If the scoreline was a shock, equally mystifying was the tame performance produced by Seattle that went well beyond the absence of injured midfielder Mauro Rosales. And it could've been worse. Had Keller not produced a string of quality stops, RSL would be completely out of sight. Midfielder Osvaldo Alonso was also very fortunate to get away with just a caution after aggressively putting his hands to the neck and face of Saborio. And while Schmid left himself open to a bit of second guessing for starting the inexperienced duo of Neagle and Ochoa, the malaise afflicting the Sounders was team-wide.
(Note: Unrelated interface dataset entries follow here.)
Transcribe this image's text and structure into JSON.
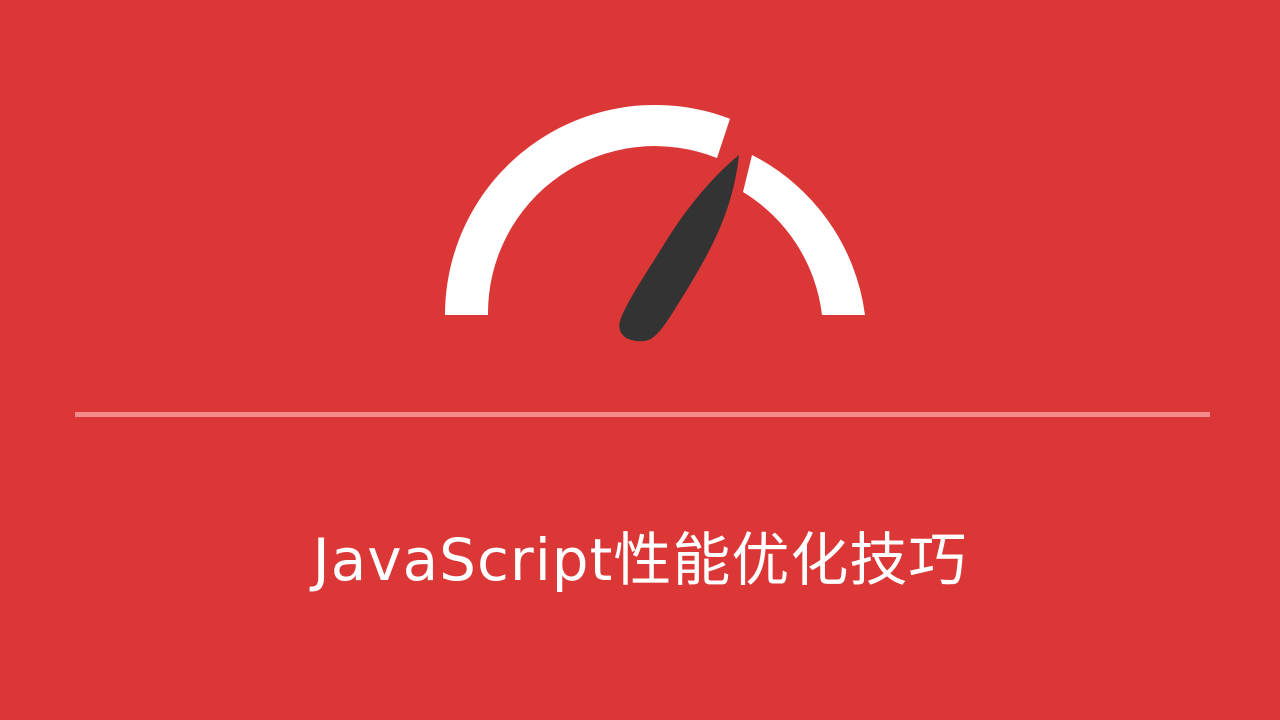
{
  "slide": {
    "title": "JavaScript性能优化技巧"
  },
  "colors": {
    "background": "#DB3736",
    "gauge_arc": "#FFFFFF",
    "gauge_needle": "#333333",
    "divider": "#F28B89",
    "title_text": "#FFFFFF"
  },
  "icons": {
    "gauge": "speedometer-gauge-icon"
  }
}
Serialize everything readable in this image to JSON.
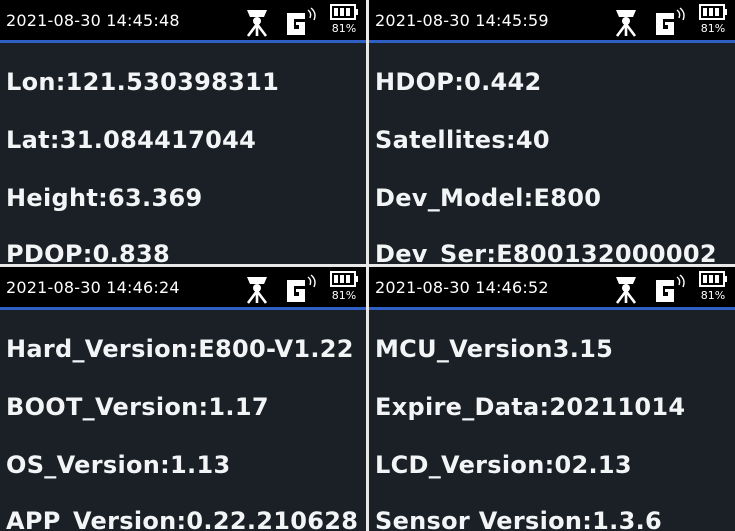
{
  "battery": {
    "percent": "81%"
  },
  "panels": [
    {
      "timestamp": "2021-08-30 14:45:48",
      "lines": [
        "Lon:121.530398311",
        "Lat:31.084417044",
        "Height:63.369",
        "PDOP:0.838"
      ]
    },
    {
      "timestamp": "2021-08-30 14:45:59",
      "lines": [
        "HDOP:0.442",
        "Satellites:40",
        "Dev_Model:E800",
        "Dev_Ser:E800132000002"
      ]
    },
    {
      "timestamp": "2021-08-30 14:46:24",
      "lines": [
        "Hard_Version:E800-V1.22",
        "BOOT_Version:1.17",
        "OS_Version:1.13",
        "APP_Version:0.22.210628"
      ]
    },
    {
      "timestamp": "2021-08-30 14:46:52",
      "lines": [
        "MCU_Version3.15",
        "Expire_Data:20211014",
        "LCD_Version:02.13",
        "Sensor Version:1.3.6"
      ]
    }
  ],
  "icons": {
    "rtk": "rtk-antenna-icon",
    "network": "gsm-signal-icon",
    "battery": "battery-icon"
  },
  "colors": {
    "screen_bg": "#1a2026",
    "status_bg": "#000000",
    "status_border": "#2f5fc4",
    "text": "#f2f4f6"
  }
}
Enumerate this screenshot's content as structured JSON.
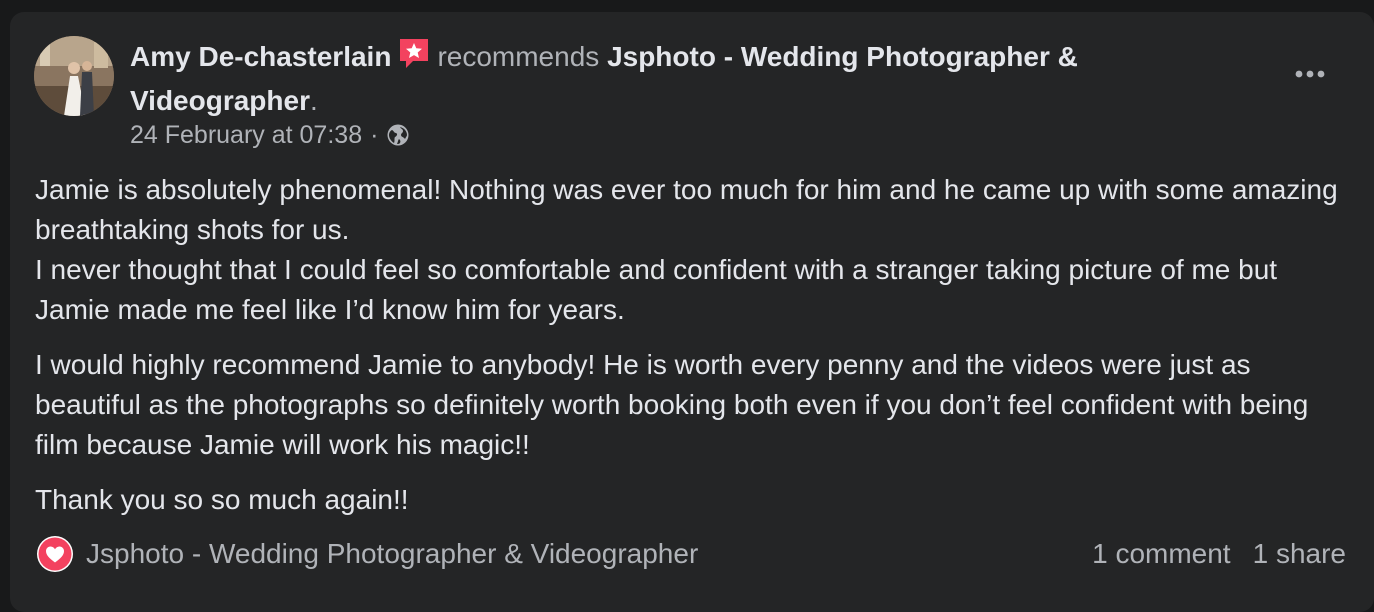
{
  "post": {
    "author": "Amy De-chasterlain",
    "verb": "recommends",
    "page_name": "Jsphoto - Wedding Photographer & Videographer",
    "period": ".",
    "timestamp": "24 February at 07:38",
    "separator": "·",
    "privacy_icon": "globe-icon",
    "recommend_icon": "star-speech-bubble-icon",
    "accent_color": "#f3425f",
    "paragraphs": [
      "Jamie is absolutely phenomenal! Nothing was ever too much for him and he came up with some amazing breathtaking shots for us.\nI never thought that I could feel so comfortable and confident with a stranger taking picture of me but Jamie made me feel like I’d know him for years.",
      "I would highly recommend Jamie to anybody! He is worth every penny and the videos were just as beautiful as the photographs so definitely worth booking both even if you don’t feel confident with being film because Jamie will work his magic!!",
      "Thank you so so much again!!"
    ]
  },
  "footer": {
    "reaction_icon": "love-heart-icon",
    "reactor": "Jsphoto - Wedding Photographer & Videographer",
    "comments": "1 comment",
    "shares": "1 share"
  },
  "menu": {
    "icon": "more-options-icon"
  }
}
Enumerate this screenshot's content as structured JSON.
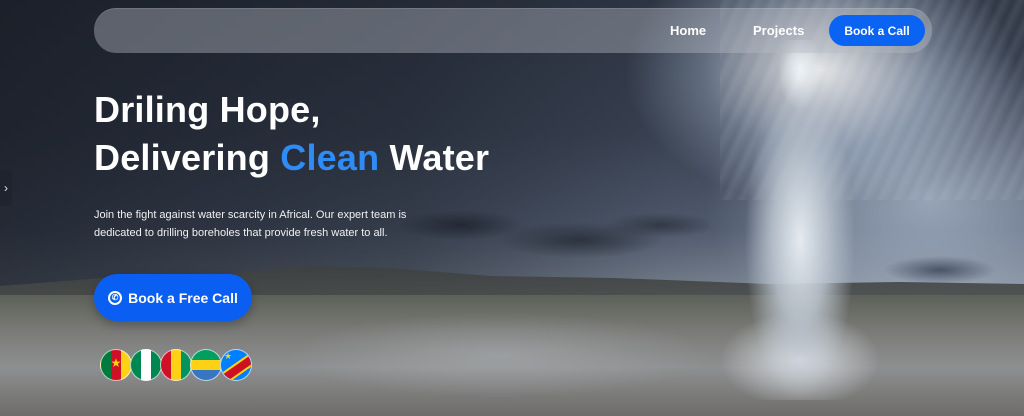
{
  "nav": {
    "home": "Home",
    "projects": "Projects",
    "cta": "Book a Call"
  },
  "hero": {
    "headline_line1": "Driling Hope,",
    "headline_line2_start": "Delivering",
    "headline_line2_accent": "Clean",
    "headline_line2_end": "Water",
    "subtext": "Join the fight against water scarcity in Africal. Our expert team is dedicated to drilling boreholes that provide fresh water to all.",
    "cta_label": "Book a Free Call"
  },
  "side_handle": {
    "glyph": "›"
  },
  "flags": [
    {
      "name": "cameroon-flag"
    },
    {
      "name": "nigeria-flag"
    },
    {
      "name": "guinea-flag"
    },
    {
      "name": "gabon-flag"
    },
    {
      "name": "dr-congo-flag"
    }
  ],
  "colors": {
    "accent": "#2f8bf5",
    "button": "#0a5ff2",
    "nav_bg": "rgba(180,185,195,0.42)"
  },
  "icons": {
    "cta_icon": "whatsapp-icon",
    "side_handle_icon": "chevron-right-icon"
  }
}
"Everyone was the wrong choice," said Schmid of his lineup selections. "With the exception of Keller, nobody played real well. They won all the duels&They were more physical than us. The knocked us off the ball early on, and we didn't react well to it. They crushed people on tackles. We pushed people on tackles, we didn't crush them. They were much better than we were in all facets of the game."
There was one aspect of the match that was a bit worrying for RSL, however, and that was the injuries suffered to starting central defenders Jamison Olave and Nat Borchers. Olave left the game with a right quadriceps injury, while Borchers strained a tendon in his left knee. The status of both players as it relates to Wednesday's second leg remains unclear. Borchers will undergo an MRI on Sunday to see how extensive the damage is, although he indicated that he couldn't push off with his left leg.
Chris Schuler filled in admirably for Olave, and Chris Wingert tucked inside for the last six minutes of the match, although it remains to be seen how RSL would cope if both Olave and Borchers are unable to play.
That was why Kreis, as pleased as he was at the scoreline, was taking nothing for granted.
He said, "If we spend too much time patting ourselves on the back tonight, and spend too much time watching the highlights& then we're going to put ourselves in a bad place. We've got to keep our feet on the ground and say, 'It was a good first half, and there's a second half still to play.'"
Jeff Carlisle covers MLS and the U.S. national team for ESPN.com. He is also the author of "Soccer's Most Wanted II: The Top 10 Book of More Glorious Goals, Superb Saves and Fantastic Free-Kicks." He can be reached at email@example.com.